Today’s pop ‘blast from the past’ is from 1970—that’s 45 years ago if I’m doing the math right. Scarey, isn’t it? The band and the tune need no introduction—and the link is here.
Today’s classical ‘blast from the past’ was a sensational success when it was premiered at the Paris Opéra on 22 November 1928. It became Ravel’s most famous composition, much to the surprise of the composer, who had predicted that most orchestras would refuse to play it. I’ve heard this live on at least three occasions—and I can tell you from experience that a] the audience always goes crazy when it comes to an end, and b] no recording can ever do it justice—but this one is about as good as it gets. Here’s the London Symphony Orchestra doing the honours—and Valery Gergiev conducts. Bring this superb video clip up to full-screen—and turn up the volume as loud as you can stand. The link is here.
I was happy to see the rallies in all four precious metals yesterday, but I’m under no illusion that they were driven by supply/demand fundamentals, as it was strictly paper positioning between the Commercial Traders and the technical funds in the Managed Money category.
But, having said that, the news out of Glencore about mine closures certainly added something to the mix yesterday, and that news certainly changed the dynamics in the commodity markets to a certain extent. It will be interesting to see how this all unfolds in the days and weeks ahead.
I have no idea how much further these rallies will be allowed to run to the upside, but the monster increase in silver’s Commercial short position gives one pause.
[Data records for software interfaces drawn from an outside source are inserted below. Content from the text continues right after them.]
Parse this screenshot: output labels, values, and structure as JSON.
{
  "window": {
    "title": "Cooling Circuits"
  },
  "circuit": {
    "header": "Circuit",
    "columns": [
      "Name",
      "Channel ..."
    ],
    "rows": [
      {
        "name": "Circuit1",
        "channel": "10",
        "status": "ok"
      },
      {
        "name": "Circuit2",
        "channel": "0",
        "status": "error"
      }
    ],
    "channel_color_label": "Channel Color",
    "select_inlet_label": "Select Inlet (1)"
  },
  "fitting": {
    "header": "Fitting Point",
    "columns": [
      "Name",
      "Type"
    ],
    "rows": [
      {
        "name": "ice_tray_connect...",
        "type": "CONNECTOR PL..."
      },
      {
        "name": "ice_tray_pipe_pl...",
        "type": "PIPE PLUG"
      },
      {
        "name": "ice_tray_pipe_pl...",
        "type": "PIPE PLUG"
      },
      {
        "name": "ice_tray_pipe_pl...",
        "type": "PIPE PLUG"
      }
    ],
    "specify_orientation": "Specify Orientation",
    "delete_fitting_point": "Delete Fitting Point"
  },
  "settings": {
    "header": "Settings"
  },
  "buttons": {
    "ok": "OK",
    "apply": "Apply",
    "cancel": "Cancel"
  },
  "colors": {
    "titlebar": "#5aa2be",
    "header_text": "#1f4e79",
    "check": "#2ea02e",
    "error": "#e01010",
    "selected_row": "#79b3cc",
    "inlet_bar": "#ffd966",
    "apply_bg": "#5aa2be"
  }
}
As I said earlier this week, it’s a mug’s game trying to handicap the precious metal markets at this juncture—however it does feel like it has a different dynamic than a month or two ago.
The other thing that I’ve been talking about—and which Jim Rickards amongst others has mentioned, is that if the banking system and governments want inflation, all the have to do is let commodity prices run—and they’ll get all the inflation they want. However, the danger there is that any rush from paper assets to physical assets—especially the precious metals—could be lethal to the banking system. But as I’ve also mentioned many times over the years, the gold/commodities card is the only one that the central banks have left to play, as QE-type money printing is a spent force—and they know it.
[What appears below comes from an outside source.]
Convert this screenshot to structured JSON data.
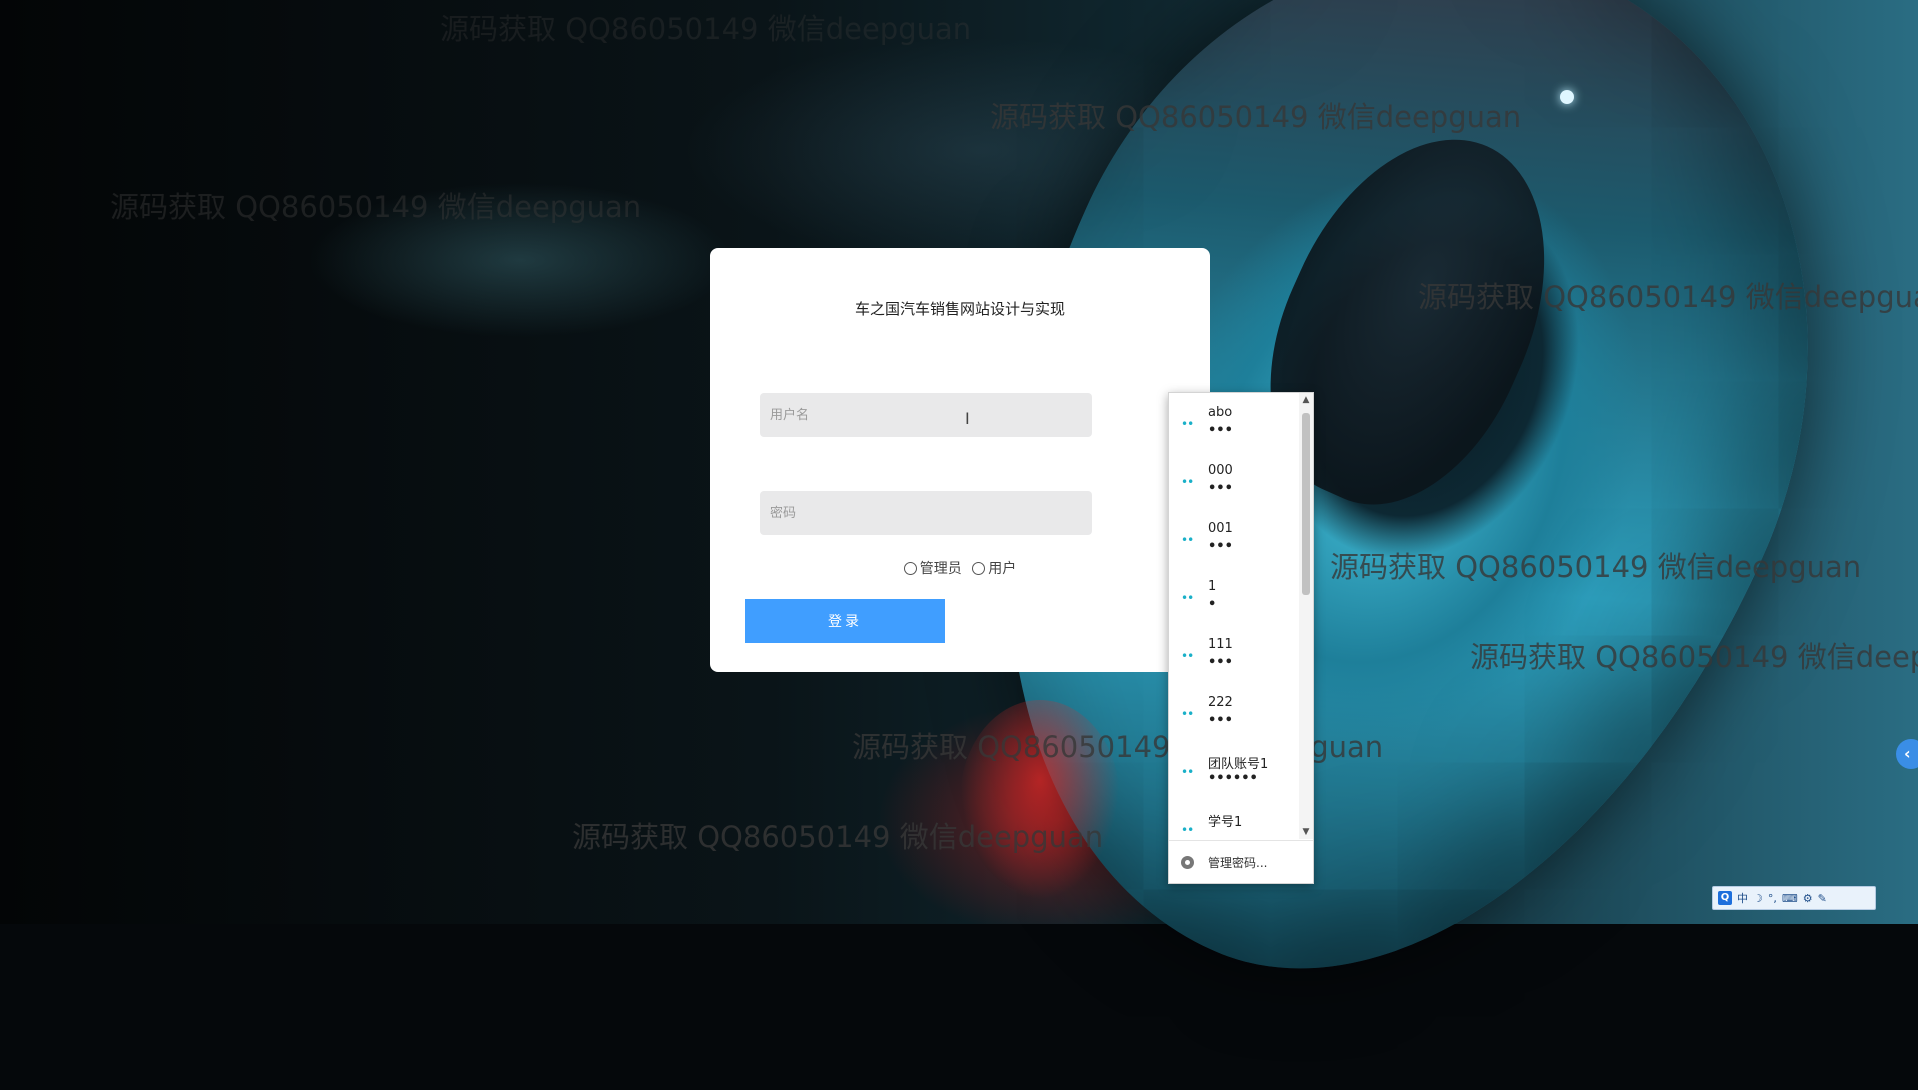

Here are the 6-month charts for the Big 6 commodities—and all experienced short covering rallies of varying amounts.
Both the IMF and the BIS, amongst others, have made it abundantly clear that all is not well in whatever direction one cares to look in the economic, financial and monetary landscape. It’s my opinion, which I expressed further up, that the powers-that-be are making some sort of attempt to cut the risk to emerging market U.S. dollar debt by letting the dollar slide. However at this point in the business cycle it’s way too little—and way too late. But it’s certainly being felt in the commodities/precious metal markets since the job numbers came out a week ago.
All we can do at this juncture is sit back, blow the froth off a cool one—and watch the show unfold.
I’m done for the day—and the week—and I’ll see you here on Tuesday.